Johnson’s Family Foundation Donated Nothing to Charity in 2014 and the Bare Minimum Required in the Prior Years.
A bombshell report from Salon this morning details how after his election in 2010, Sen. Johnson moved hundreds of thousands of dollars in tobacco and bank stocks (which he previously claimed he had sold) into his family foundation, Grammie Jean. That foundation subsequently gave away the bare minimum required to charity, and in 2014 donated nothing at all. The report explains that despite Senator Johnson’s campaign focus on his charitable efforts, his own charity has been anything but generous.
“Johnson’s emphasis on charity over government programs has become an important part of his campaign…Looking at Johnson’s activities with the Grammie Jean Foundation, however, it doesn’t appear that his belief in the power of charity really translates into action.”

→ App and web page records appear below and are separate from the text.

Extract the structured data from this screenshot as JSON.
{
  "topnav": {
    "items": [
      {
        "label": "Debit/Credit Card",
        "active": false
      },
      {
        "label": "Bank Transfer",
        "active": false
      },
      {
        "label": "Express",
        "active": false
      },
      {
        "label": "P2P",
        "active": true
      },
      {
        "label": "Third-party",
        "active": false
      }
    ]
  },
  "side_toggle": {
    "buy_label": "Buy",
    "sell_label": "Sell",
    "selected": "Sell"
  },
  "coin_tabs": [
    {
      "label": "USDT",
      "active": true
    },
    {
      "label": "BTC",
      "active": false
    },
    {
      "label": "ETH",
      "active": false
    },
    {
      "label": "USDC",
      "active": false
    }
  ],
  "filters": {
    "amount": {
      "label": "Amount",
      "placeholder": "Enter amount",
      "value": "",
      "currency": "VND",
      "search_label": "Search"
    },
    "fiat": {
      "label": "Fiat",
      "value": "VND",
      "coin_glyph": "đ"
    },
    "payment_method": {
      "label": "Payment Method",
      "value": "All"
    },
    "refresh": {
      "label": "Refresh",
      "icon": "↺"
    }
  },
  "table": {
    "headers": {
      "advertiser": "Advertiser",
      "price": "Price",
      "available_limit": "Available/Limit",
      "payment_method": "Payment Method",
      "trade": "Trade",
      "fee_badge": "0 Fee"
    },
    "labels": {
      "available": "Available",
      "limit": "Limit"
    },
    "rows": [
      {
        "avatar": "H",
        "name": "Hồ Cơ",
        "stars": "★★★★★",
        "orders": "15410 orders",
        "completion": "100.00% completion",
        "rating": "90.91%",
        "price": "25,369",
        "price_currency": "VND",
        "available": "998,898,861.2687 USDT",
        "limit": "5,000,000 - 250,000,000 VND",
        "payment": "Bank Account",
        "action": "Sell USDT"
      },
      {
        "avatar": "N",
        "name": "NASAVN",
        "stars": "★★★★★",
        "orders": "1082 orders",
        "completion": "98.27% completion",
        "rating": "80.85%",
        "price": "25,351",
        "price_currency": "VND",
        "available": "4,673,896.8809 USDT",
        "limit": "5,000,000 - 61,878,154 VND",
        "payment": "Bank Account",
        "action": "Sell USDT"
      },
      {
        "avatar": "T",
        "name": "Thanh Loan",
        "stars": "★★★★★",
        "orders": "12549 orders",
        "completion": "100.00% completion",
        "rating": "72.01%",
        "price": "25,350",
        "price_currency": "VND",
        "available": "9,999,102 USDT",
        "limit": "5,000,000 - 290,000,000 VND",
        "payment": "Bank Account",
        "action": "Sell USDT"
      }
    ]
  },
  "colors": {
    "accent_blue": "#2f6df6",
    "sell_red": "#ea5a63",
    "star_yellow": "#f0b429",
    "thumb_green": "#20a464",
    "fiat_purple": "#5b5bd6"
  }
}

“…According to 2010 tax documents, Johnson and his wife donated a huge amount of money to the foundation, much of it in the form of Alcoa and General Electric stocks. That stock gift happened right before Johnson took his seat in the Senate…Johnson even went to the press to brag about how much stock he unloaded in order to avoid the perception of a conflict of interest…But the foundation, which was personally controlled by Johnson, didn’t liquidate those stocks immediately. They remained in the its portfolio for several years”
Salon: Righteous hypocrite: Wisconsin senator believes in charity to solve social ills — but his family foundation gives away scraps
By: Amanda Marcotte
October 12, 2016
Sen. Ron Johnson of Wisconsin is a right-wing Republican who, like many in his party, believes that the federally-funded social safety net is a disastrous failure and that private charity works much better at helping lift people out of poverty. But as Salon has discovered by looking through Johnson’s family foundation’s tax documents and his own financial disclosure statements, Johnson’s own charitable foundation does not exactly represent the poverty-destroying generosity he claims will work so much better than government spending.
In 2013, for instance, the Johnson family’s Grammie Jean Foundation gave $20,000 to the Oshkosh Opera House and only $1,500 to anti-poverty programs.
It’s a strange choice from a man who has a long record of arguing that private charity works better to relieve poverty than taxpayer-funded programs like Medicaid and SNAP.
“After spending $19 trillion on a war on poverty, the total — when adjusted for inflation — number of Americans in poverty has increased from 29 to 47 million,” Johnson said in a 2016 address released prior to the State of the Union. “Sadly, the war on poverty has primarily grown government, not prosperity.”
To highlight his belief that private charity works better than government spending, Johnson has been touting the Joseph Project, a faith-based charity helping connect people seeking jobs to factory work.
“It is a joy, being able to participate in that, seeing people’s lives be turned around,” Johnson told the Wall Street Journal in August. “That’s true conservative values and they work. You outsource compassion to the federal government, that doesn’t work so good. You show your compassion here in your community, one person at a time.”
Johnson even blamed the violence and unrest that erupted in Milwaukee in August on federal anti-poverty programs and argued instead for “faith-based, community-based programs, helping individuals one person at a time.”
Johnson is currently running a tough race for re-election against Russ Feingold, who held Johnson’s Senate seat before Johnson ousted him in the 2010 Tea Party wave. Johnson’s emphasis on charity over government programs has become an important part of his campaign to convince Wisconsin voters, especially in the wake of the Milwaukee unrest, that he is serious about alleviating some of the economic and social problems of the state.
Looking at Johnson’s activities with the Grammie Jean Foundation, however, it doesn’t appear that his belief in the power of charity really translates into action.
Family foundations are big in the news these days, as both presidential candidates have been accused of using foundations for corrupt ends. To be clear, only one set of accusations has much merit. The Clinton Foundation — which, unlike most family foundations, is a public, not private, foundation — is a highly-rated charity that spends 87 percent of its expenses on programs and services that give aid. Lengthy, expensive investigations into Hillary Clinton’s time as secretary of state have turned up no evidence that she did special favors for Clinton Foundation donors, even though many in the press dearly wish it were otherwise.
The Trump Foundation, on the other hand, appears to have been used frequently as a slush fund for Donald Trump, who solicited donations for his private foundation and then pretended it was his own money in charitable giving, bought himself presents, used the funds to settle lawsuits and, in one case, donated money to the Florida attorney general, who then shut down a state investigation of Trump University.
Most family foundations sit somewhere between these two examples: They’re not big, public charities that do a lot of good in the world like the Clinton Foundation, nor are they as clearly corrupt as the Trump Foundation. But it’s worth taking a look at these middle-ground family foundations, because of what they show us about how the wealthy people who run them approach the concept of charity.
The Grammie Jean Foundation is a private family foundation that was set up by the Johnsons in 2009, and is headed by the senator himself. At first, it started off fairly small for such a wealthy family, but as this chart from its 2014 tax filings shows, that rapidly changed right around the time Johnson took office in 2011.